**PROBLEM**
Go through the lines below and copy each one that holds the string "this".

**EXERCISE DATA**
++++++

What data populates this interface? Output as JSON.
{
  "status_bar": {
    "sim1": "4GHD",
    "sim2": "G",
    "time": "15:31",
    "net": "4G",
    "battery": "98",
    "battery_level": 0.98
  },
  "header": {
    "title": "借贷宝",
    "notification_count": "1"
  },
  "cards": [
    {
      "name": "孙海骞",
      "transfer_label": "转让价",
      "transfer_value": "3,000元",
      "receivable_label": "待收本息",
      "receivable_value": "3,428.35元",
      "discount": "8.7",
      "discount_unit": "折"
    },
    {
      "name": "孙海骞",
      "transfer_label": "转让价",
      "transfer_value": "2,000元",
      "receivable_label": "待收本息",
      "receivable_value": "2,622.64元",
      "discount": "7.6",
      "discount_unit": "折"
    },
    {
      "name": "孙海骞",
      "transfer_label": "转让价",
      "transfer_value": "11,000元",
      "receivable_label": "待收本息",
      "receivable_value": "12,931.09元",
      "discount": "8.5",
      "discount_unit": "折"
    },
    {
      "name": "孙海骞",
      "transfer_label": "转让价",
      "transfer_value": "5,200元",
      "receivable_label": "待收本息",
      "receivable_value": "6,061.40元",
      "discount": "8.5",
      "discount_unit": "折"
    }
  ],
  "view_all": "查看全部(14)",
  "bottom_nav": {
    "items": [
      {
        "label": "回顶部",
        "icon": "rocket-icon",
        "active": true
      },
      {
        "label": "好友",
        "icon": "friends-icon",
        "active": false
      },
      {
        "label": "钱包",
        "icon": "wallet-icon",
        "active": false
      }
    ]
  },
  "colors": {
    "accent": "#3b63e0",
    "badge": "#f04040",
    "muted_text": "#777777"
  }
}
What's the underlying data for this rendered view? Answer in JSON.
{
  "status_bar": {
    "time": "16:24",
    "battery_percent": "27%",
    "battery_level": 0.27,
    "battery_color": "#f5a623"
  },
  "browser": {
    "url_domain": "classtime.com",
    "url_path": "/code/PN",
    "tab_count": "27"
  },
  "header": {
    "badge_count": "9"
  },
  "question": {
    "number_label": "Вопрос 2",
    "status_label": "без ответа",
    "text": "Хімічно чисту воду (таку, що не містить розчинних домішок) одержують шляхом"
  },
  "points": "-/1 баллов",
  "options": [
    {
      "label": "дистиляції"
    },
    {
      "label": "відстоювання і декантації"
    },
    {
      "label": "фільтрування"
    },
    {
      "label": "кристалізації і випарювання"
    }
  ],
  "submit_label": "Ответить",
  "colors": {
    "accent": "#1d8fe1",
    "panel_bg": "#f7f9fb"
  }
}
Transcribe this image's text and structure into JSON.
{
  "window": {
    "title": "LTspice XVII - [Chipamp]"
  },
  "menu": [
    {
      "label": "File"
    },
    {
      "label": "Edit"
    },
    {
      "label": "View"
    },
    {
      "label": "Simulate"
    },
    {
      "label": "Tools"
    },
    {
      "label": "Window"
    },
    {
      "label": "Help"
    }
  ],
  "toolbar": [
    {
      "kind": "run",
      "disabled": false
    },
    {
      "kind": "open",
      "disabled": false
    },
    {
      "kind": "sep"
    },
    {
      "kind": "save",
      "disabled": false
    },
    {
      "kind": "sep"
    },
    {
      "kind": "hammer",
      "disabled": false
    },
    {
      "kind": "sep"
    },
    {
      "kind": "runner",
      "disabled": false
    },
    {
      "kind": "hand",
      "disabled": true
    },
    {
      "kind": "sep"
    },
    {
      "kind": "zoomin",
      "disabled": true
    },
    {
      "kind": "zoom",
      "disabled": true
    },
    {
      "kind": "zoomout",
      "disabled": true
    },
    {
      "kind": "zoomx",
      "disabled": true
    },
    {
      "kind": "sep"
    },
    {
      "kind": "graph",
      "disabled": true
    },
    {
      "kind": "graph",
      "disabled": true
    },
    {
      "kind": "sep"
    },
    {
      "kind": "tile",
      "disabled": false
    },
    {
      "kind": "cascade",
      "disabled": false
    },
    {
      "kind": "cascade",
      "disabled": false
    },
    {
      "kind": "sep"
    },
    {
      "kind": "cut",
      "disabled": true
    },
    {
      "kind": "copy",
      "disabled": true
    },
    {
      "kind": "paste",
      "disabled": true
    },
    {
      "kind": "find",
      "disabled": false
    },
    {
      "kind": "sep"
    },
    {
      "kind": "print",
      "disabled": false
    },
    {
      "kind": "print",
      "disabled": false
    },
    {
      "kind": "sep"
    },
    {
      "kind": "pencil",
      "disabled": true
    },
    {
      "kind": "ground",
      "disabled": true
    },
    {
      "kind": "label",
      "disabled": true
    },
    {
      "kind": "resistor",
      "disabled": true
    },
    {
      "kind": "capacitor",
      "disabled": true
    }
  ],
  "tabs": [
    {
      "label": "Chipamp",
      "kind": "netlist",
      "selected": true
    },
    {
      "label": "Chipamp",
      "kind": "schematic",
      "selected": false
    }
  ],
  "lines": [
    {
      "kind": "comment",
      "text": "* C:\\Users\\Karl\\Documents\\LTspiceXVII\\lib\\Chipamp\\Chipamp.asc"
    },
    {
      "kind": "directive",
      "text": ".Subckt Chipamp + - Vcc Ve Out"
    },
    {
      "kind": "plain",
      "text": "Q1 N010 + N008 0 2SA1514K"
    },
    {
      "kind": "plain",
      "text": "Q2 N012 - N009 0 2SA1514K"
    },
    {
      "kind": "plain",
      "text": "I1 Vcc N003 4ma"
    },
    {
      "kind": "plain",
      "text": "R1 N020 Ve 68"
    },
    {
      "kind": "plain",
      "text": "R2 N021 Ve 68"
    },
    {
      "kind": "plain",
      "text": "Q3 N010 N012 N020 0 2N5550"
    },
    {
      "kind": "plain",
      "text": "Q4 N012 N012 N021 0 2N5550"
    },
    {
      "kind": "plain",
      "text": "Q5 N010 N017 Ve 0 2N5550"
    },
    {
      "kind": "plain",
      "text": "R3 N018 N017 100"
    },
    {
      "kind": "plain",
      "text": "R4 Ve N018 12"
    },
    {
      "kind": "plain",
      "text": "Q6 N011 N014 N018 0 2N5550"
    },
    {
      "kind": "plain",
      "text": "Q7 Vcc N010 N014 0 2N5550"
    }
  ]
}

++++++

**ANSWER FOR THE TASK**
What data populates this interface? Output as JSON.
What's the underlying data for this rendered view? Answer in JSON.
Transcribe this image's text and structure into JSON.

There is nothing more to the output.